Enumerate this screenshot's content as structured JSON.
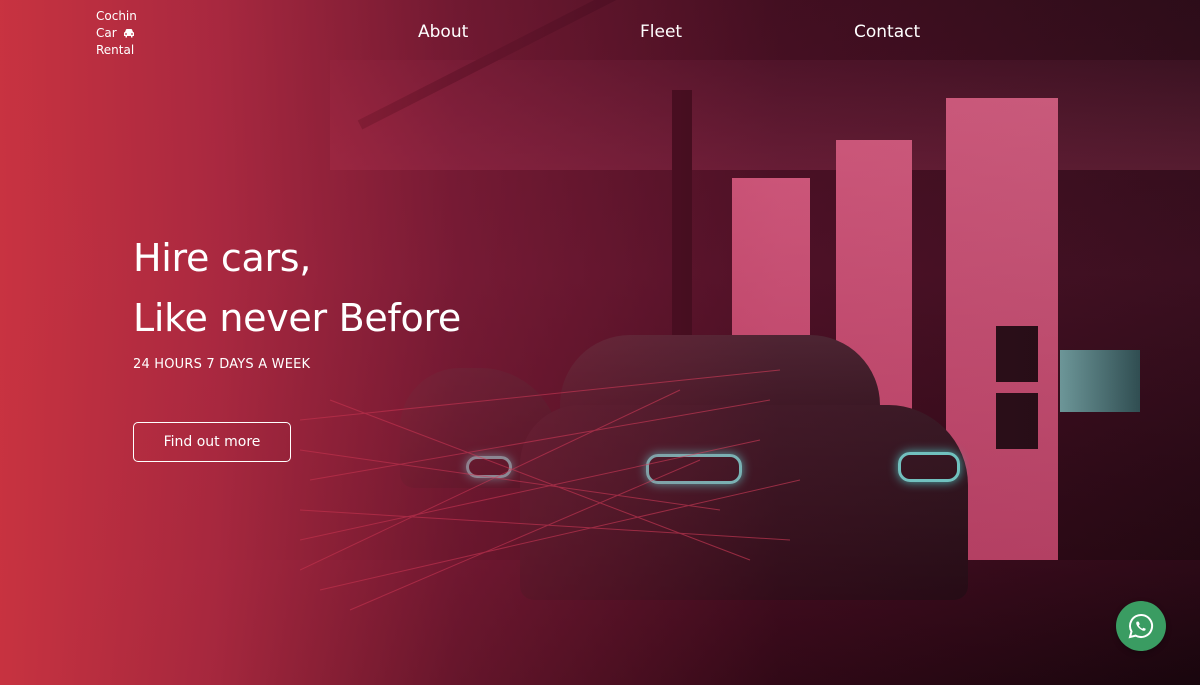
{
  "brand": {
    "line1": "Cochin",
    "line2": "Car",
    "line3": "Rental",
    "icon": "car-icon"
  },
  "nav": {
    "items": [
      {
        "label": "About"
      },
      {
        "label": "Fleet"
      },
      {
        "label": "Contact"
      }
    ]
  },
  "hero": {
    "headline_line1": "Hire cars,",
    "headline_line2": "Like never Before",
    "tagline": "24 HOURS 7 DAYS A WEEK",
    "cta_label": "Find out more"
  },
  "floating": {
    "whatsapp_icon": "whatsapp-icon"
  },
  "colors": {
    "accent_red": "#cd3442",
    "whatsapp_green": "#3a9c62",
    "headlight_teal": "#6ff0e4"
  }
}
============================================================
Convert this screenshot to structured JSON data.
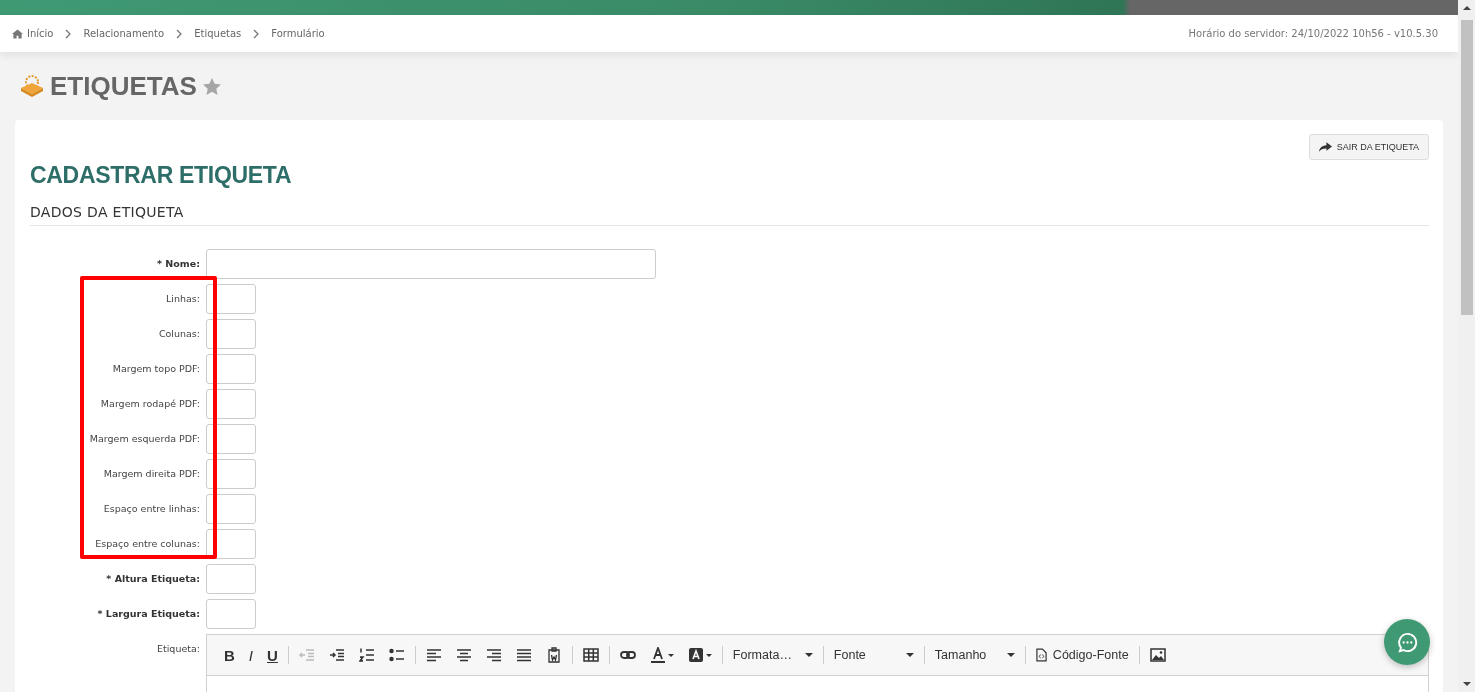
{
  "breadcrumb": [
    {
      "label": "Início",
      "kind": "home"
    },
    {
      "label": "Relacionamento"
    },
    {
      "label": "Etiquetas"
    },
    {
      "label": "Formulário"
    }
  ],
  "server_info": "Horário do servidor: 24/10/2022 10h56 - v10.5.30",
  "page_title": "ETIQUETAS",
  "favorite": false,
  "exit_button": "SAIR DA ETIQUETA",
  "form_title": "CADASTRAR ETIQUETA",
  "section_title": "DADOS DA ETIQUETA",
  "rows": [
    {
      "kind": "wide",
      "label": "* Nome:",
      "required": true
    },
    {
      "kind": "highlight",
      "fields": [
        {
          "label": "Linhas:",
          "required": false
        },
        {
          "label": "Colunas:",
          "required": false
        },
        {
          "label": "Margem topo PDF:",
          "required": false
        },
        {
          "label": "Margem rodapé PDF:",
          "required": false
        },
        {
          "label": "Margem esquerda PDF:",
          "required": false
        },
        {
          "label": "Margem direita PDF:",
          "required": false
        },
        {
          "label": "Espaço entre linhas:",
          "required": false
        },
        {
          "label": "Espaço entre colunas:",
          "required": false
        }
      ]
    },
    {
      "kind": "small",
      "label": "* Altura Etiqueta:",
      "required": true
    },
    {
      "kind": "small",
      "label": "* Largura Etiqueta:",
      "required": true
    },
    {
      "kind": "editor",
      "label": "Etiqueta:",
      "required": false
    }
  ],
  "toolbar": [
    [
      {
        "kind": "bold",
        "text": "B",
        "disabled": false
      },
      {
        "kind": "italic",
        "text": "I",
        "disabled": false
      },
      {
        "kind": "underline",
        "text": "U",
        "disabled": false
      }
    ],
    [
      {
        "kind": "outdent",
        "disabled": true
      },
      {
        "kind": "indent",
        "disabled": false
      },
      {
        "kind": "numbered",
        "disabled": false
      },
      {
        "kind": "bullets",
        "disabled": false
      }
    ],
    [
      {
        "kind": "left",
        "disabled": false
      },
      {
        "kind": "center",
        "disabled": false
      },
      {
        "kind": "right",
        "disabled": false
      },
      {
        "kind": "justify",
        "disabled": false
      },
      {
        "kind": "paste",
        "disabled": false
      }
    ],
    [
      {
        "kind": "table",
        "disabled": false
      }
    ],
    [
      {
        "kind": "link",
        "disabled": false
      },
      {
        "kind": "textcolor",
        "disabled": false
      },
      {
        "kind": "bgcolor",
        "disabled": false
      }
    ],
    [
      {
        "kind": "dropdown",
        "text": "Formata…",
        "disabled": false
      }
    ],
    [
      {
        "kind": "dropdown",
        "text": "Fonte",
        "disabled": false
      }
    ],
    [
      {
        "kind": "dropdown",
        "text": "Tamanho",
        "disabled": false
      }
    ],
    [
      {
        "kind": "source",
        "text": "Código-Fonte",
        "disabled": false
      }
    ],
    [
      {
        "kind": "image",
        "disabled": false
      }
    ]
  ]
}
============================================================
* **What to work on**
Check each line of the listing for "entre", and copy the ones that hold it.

* **Response to the task**
          "label": "Espaço entre linhas:",
          "label": "Espaço entre colunas:",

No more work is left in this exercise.